Mystics (especially female mystics) are often dismissed as enthusiasts; they are not taken as seriously as academic theologians. But Julian of Norwich’s Revelation of Love is as theologically sophisticated as anything the Scholastics wrote in the late Middle Ages. Dame Julian’s visions lead her to comment on all of the great metaphysical questions (sin, Grace, predestination, salvation, etc). Unlike the Scholastics, however, Julian insists that many of these questions just cannot be answered and some should not even be asked. There is a lot of pain and suffering in this world, and all explanations are unsatisfactory, but God is love and mercy and Grace. Julian does not arrive at this conclusion from a position of comfort. She constantly fights against personal weakness, sin, self-doubt, pain, and fear. Despite everything she believes, “All shall be well, and all shall be well and all manner of thing shall be well.”

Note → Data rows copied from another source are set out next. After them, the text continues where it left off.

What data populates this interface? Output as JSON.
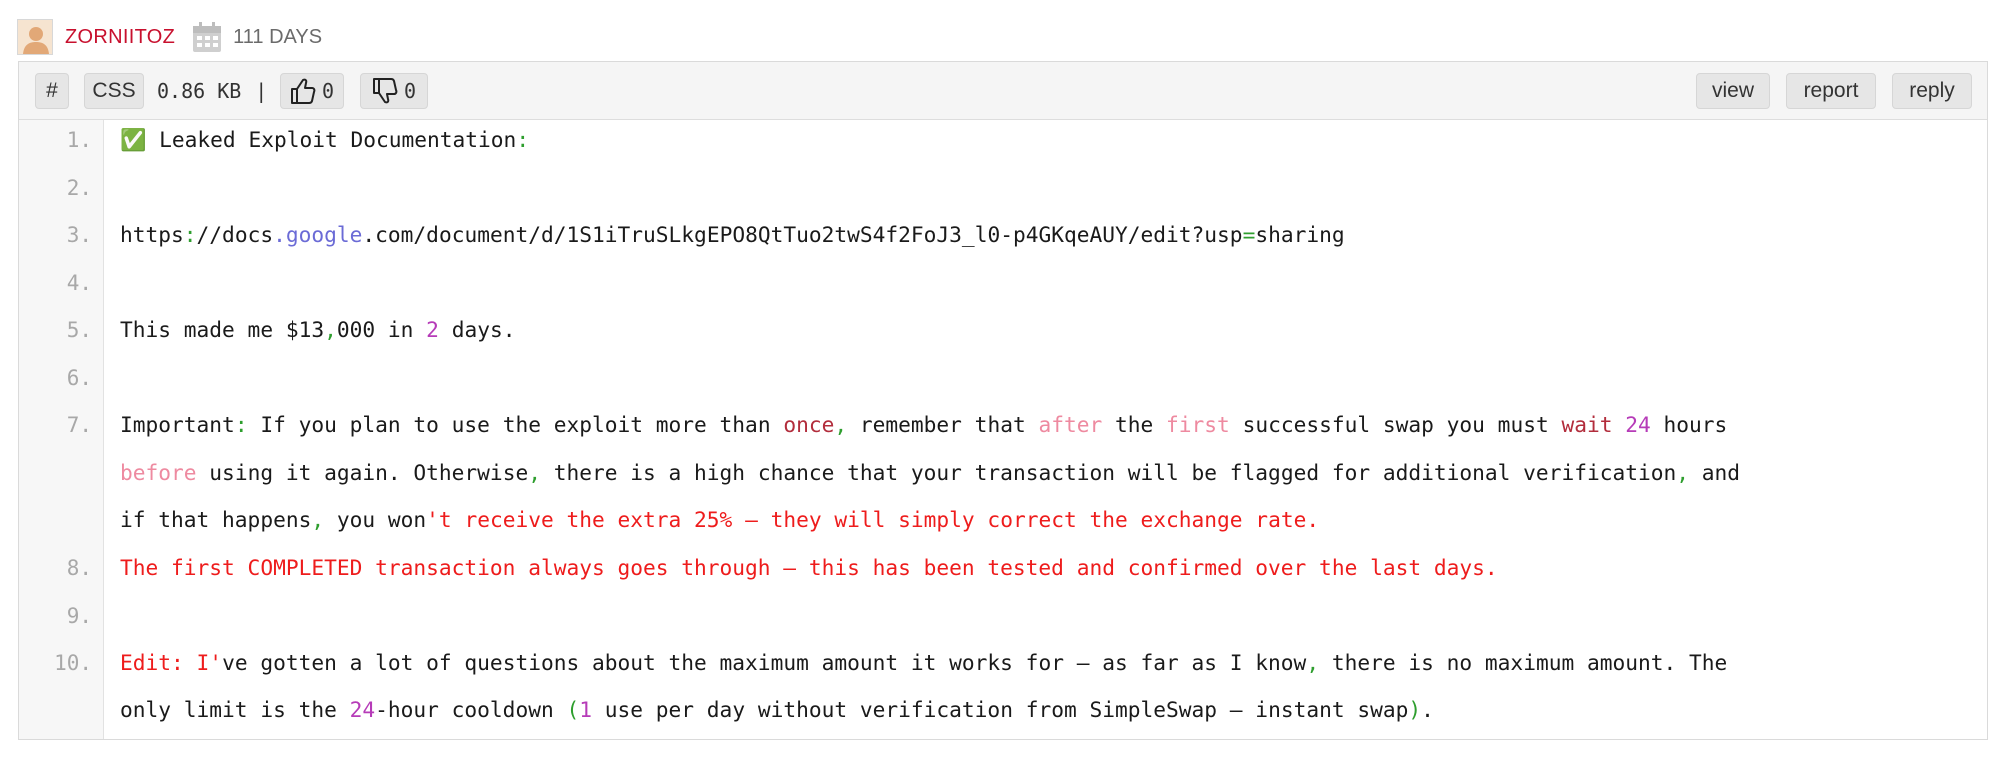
{
  "user": {
    "name": "ZORNIITOZ",
    "age": "111 DAYS"
  },
  "toolbar": {
    "hash_label": "#",
    "syntax_label": "CSS",
    "size": "0.86 KB",
    "separator": "|",
    "likes": "0",
    "dislikes": "0",
    "view_label": "view",
    "report_label": "report",
    "reply_label": "reply"
  },
  "line_numbers": [
    "1.",
    "2.",
    "3.",
    "4.",
    "5.",
    "6.",
    "7.",
    "8.",
    "9.",
    "10."
  ],
  "code": {
    "l1": {
      "emoji": "✅",
      "text": " Leaked Exploit Documentation",
      "colon": ":"
    },
    "l3": {
      "a": "https",
      "b": ":",
      "c": "//docs",
      "d": ".",
      "e": "google",
      "f": ".com/document/d/1S1iTruSLkgEPO8QtTuo2twS4f2FoJ3_l0-p4GKqeAUY/edit?usp",
      "g": "=",
      "h": "sharing"
    },
    "l5": {
      "a": "This made me $13",
      "b": ",",
      "c": "000 in ",
      "d": "2",
      "e": " days."
    },
    "l7a": {
      "a": "Important",
      "b": ":",
      "c": " If you plan to use the exploit more than ",
      "d": "once",
      "e": ",",
      "f": " remember that ",
      "g": "after",
      "h": " the ",
      "i": "first",
      "j": " successful swap you must ",
      "k": "wait",
      "l": " ",
      "m": "24",
      "n": " hours"
    },
    "l7b": {
      "a": "before",
      "b": " using it again. Otherwise",
      "c": ",",
      "d": " there is a high chance that your transaction will be flagged for additional verification",
      "e": ",",
      "f": " and"
    },
    "l7c": {
      "a": "if that happens",
      "b": ",",
      "c": " you won",
      "d": "'t receive the extra 25% — they will simply correct the exchange rate."
    },
    "l8": {
      "a": "The first COMPLETED transaction always goes through — this has been tested and confirmed over the last days."
    },
    "l10a": {
      "a": "Edit: I'",
      "b": "ve gotten a lot of questions about the maximum amount it works for — as far as I know",
      "c": ",",
      "d": " there is no maximum amount. The"
    },
    "l10b": {
      "a": "only limit is the ",
      "b": "24",
      "c": "-hour cooldown ",
      "d": "(",
      "e": "1",
      "f": " use per day without verification from SimpleSwap — instant swap",
      "g": ")",
      "h": "."
    }
  },
  "colors": {
    "username": "#c8102e",
    "punctuation": "#2e9e2e",
    "number": "#b63bb8",
    "keyword": "#ee8aa0",
    "keyword_dark": "#b22d3c",
    "url_part": "#6b6bd6",
    "string": "#ee1c1c"
  }
}
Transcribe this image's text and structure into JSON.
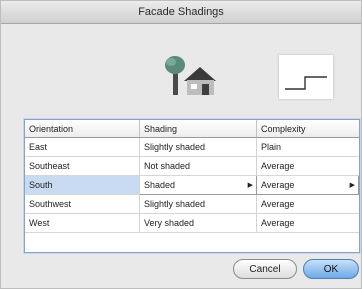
{
  "window": {
    "title": "Facade Shadings"
  },
  "illustration": {
    "main_icon": "tree-and-house-icon",
    "preview_icon": "step-profile-icon"
  },
  "table": {
    "headers": [
      "Orientation",
      "Shading",
      "Complexity"
    ],
    "rows": [
      {
        "orientation": "East",
        "shading": "Slightly shaded",
        "complexity": "Plain"
      },
      {
        "orientation": "Southeast",
        "shading": "Not shaded",
        "complexity": "Average"
      },
      {
        "orientation": "South",
        "shading": "Shaded",
        "complexity": "Average"
      },
      {
        "orientation": "Southwest",
        "shading": "Slightly shaded",
        "complexity": "Average"
      },
      {
        "orientation": "West",
        "shading": "Very shaded",
        "complexity": "Average"
      }
    ],
    "selected_row": "South"
  },
  "buttons": {
    "cancel_label": "Cancel",
    "ok_label": "OK"
  },
  "colors": {
    "selection": "#c9dbf3",
    "default_button": "#6fa9e6"
  }
}
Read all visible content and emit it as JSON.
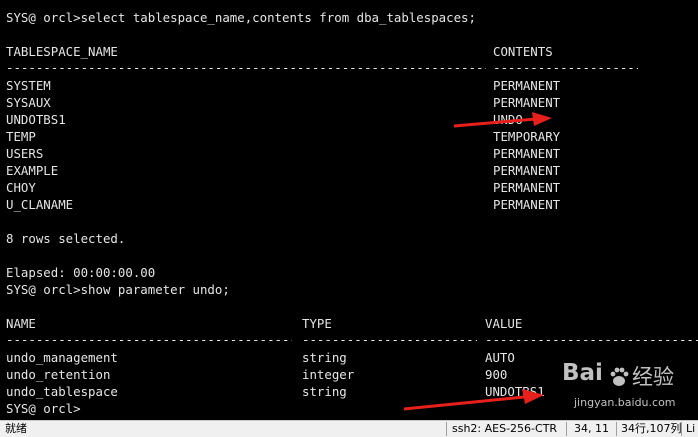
{
  "terminal": {
    "query1": "SYS@ orcl>select tablespace_name,contents from dba_tablespaces;",
    "headers1": {
      "name": "TABLESPACE_NAME",
      "contents": "CONTENTS"
    },
    "rows1": [
      {
        "name": "SYSTEM",
        "contents": "PERMANENT"
      },
      {
        "name": "SYSAUX",
        "contents": "PERMANENT"
      },
      {
        "name": "UNDOTBS1",
        "contents": "UNDO"
      },
      {
        "name": "TEMP",
        "contents": "TEMPORARY"
      },
      {
        "name": "USERS",
        "contents": "PERMANENT"
      },
      {
        "name": "EXAMPLE",
        "contents": "PERMANENT"
      },
      {
        "name": "CHOY",
        "contents": "PERMANENT"
      },
      {
        "name": "U_CLANAME",
        "contents": "PERMANENT"
      }
    ],
    "rows_selected": "8 rows selected.",
    "elapsed": "Elapsed: 00:00:00.00",
    "query2": "SYS@ orcl>show parameter undo;",
    "headers2": {
      "name": "NAME",
      "type": "TYPE",
      "value": "VALUE"
    },
    "rows2": [
      {
        "name": "undo_management",
        "type": "string",
        "value": "AUTO"
      },
      {
        "name": "undo_retention",
        "type": "integer",
        "value": "900"
      },
      {
        "name": "undo_tablespace",
        "type": "string",
        "value": "UNDOTBS1"
      }
    ],
    "prompt": "SYS@ orcl>"
  },
  "arrow_color": "#e8201c",
  "watermark": {
    "logo": "Bai",
    "brand_cn": "经验",
    "url": "jingyan.baidu.com"
  },
  "statusbar": {
    "ready": "就绪",
    "connection": "ssh2: AES-256-CTR",
    "cursor": "34, 11",
    "size": "34行,107列",
    "tail": "Li"
  }
}
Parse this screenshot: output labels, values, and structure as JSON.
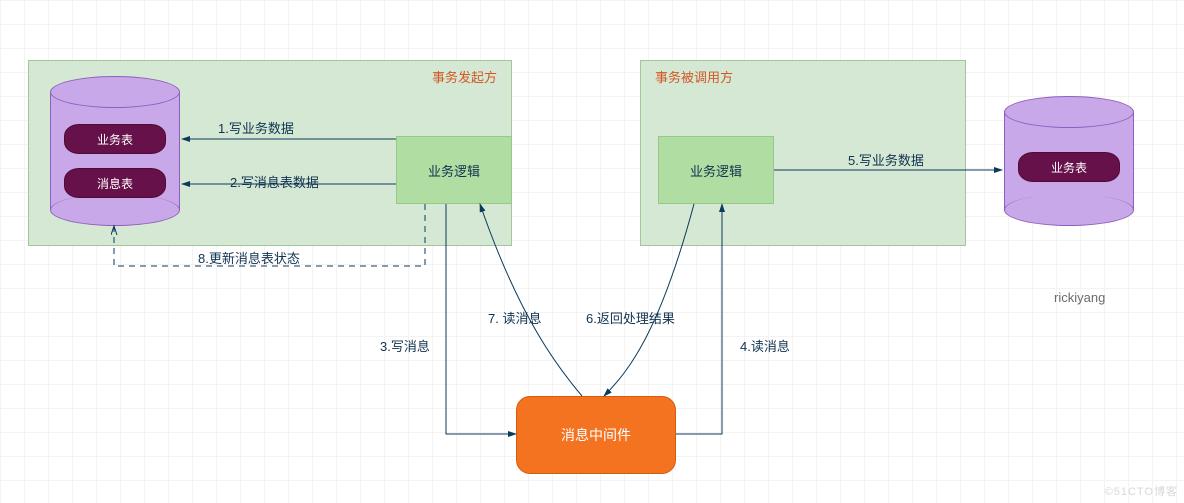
{
  "panels": {
    "left": {
      "title": "事务发起方"
    },
    "right": {
      "title": "事务被调用方"
    }
  },
  "nodes": {
    "leftLogic": "业务逻辑",
    "rightLogic": "业务逻辑",
    "mq": "消息中间件"
  },
  "db": {
    "left": {
      "tables": [
        "业务表",
        "消息表"
      ]
    },
    "right": {
      "tables": [
        "业务表"
      ]
    }
  },
  "edges": {
    "e1": "1.写业务数据",
    "e2": "2.写消息表数据",
    "e3": "3.写消息",
    "e4": "4.读消息",
    "e5": "5.写业务数据",
    "e6": "6.返回处理结果",
    "e7": "7. 读消息",
    "e8": "8.更新消息表状态"
  },
  "credit": "rickiyang",
  "watermark": "©51CTO博客"
}
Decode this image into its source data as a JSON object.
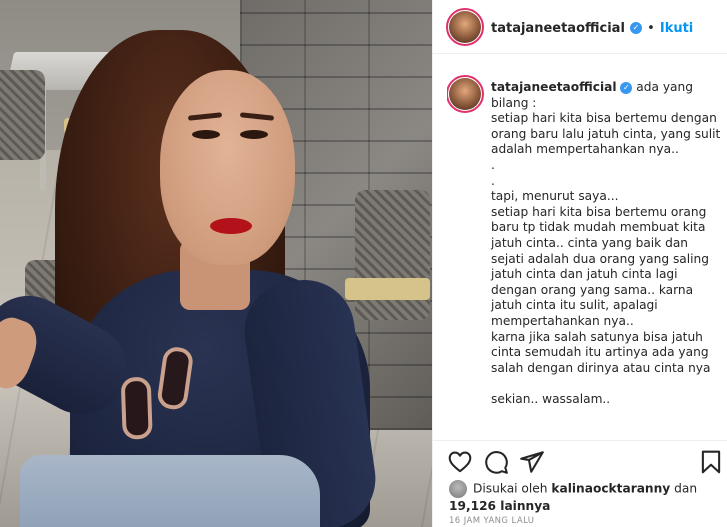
{
  "post": {
    "username": "tatajaneetaofficial",
    "follow_label": "Ikuti",
    "separator": "•",
    "caption": "ada yang bilang :\nsetiap hari kita bisa bertemu dengan orang baru lalu jatuh cinta, yang sulit adalah mempertahankan nya..\n.\n.\ntapi, menurut saya...\nsetiap hari kita bisa bertemu orang baru tp tidak mudah membuat kita jatuh cinta.. cinta yang baik dan sejati adalah dua orang yang saling jatuh cinta dan jatuh cinta lagi dengan orang yang sama.. karna jatuh cinta itu sulit, apalagi mempertahankan nya..\nkarna jika salah satunya bisa jatuh cinta semudah itu artinya ada yang salah dengan dirinya atau cinta nya\n\nsekian.. wassalam..",
    "likes_prefix": "Disukai oleh ",
    "liked_by_user": "kalinaocktaranny",
    "likes_middle": " dan ",
    "likes_count": "19,126 lainnya",
    "timestamp": "16 JAM YANG LALU"
  },
  "icons": {
    "verified": "verified-badge-icon",
    "like": "heart-icon",
    "comment": "comment-icon",
    "share": "share-icon",
    "save": "bookmark-icon"
  },
  "colors": {
    "accent": "#0095f6",
    "verified": "#3897f0",
    "text": "#262626",
    "muted": "#8e8e8e"
  }
}
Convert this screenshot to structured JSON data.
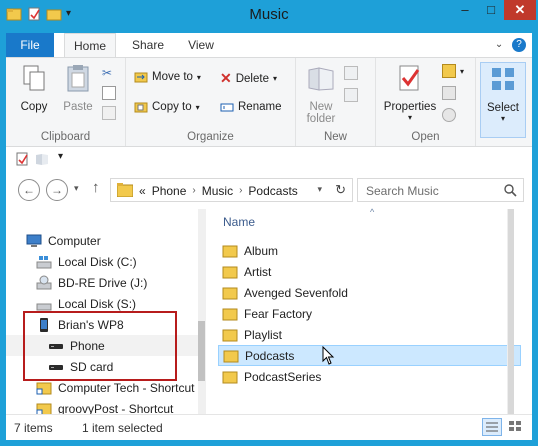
{
  "window": {
    "title": "Music",
    "min_symbol": "–",
    "max_symbol": "□",
    "close_symbol": "✕"
  },
  "ribbon_tabs": {
    "file": "File",
    "home": "Home",
    "share": "Share",
    "view": "View"
  },
  "ribbon": {
    "clipboard": {
      "copy": "Copy",
      "paste": "Paste",
      "label": "Clipboard"
    },
    "organize": {
      "move_to": "Move to",
      "copy_to": "Copy to",
      "delete": "Delete",
      "rename": "Rename",
      "label": "Organize"
    },
    "new": {
      "new_folder_line1": "New",
      "new_folder_line2": "folder",
      "label": "New"
    },
    "open": {
      "properties": "Properties",
      "label": "Open"
    },
    "select": {
      "select": "Select"
    }
  },
  "address": {
    "prefix": "«",
    "crumbs": [
      "Phone",
      "Music",
      "Podcasts"
    ],
    "separator": "›"
  },
  "search": {
    "placeholder": "Search Music"
  },
  "nav_tree": [
    {
      "label": "Computer",
      "icon": "computer-icon"
    },
    {
      "label": "Local Disk (C:)",
      "icon": "drive-icon"
    },
    {
      "label": "BD-RE Drive (J:)",
      "icon": "optical-drive-icon"
    },
    {
      "label": "Local Disk (S:)",
      "icon": "drive-icon"
    },
    {
      "label": "Brian's WP8",
      "icon": "phone-icon"
    },
    {
      "label": "Phone",
      "icon": "storage-icon"
    },
    {
      "label": "SD card",
      "icon": "storage-icon"
    },
    {
      "label": "Computer Tech - Shortcut",
      "icon": "shortcut-folder-icon"
    },
    {
      "label": "groovyPost - Shortcut",
      "icon": "shortcut-folder-icon"
    }
  ],
  "file_list": {
    "column_name": "Name",
    "items": [
      "Album",
      "Artist",
      "Avenged Sevenfold",
      "Fear Factory",
      "Playlist",
      "Podcasts",
      "PodcastSeries"
    ],
    "selected_item": "Podcasts"
  },
  "status": {
    "count": "7 items",
    "selection": "1 item selected"
  },
  "colors": {
    "accent": "#1ea0d8",
    "file_tab": "#1979ca",
    "selection": "#cce8ff",
    "highlight_box": "#b71c1c"
  }
}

Revelation of Love is incarnational mysticism at its finest. Written in the lat 14th century, the showings are in the tradition of affective spirituality. The crucified is described in excruciating detail. This is the “Christ is wounded for you” atonement of Bernard of Clairvaux. Still, Julian insists that God never blames humans. God only loves. We separate ourselves from God, but God is always near. Many analogies from the created world are used to describe the Trinity. Julian shatters the myth that mysticism is only concerned with the “other world”.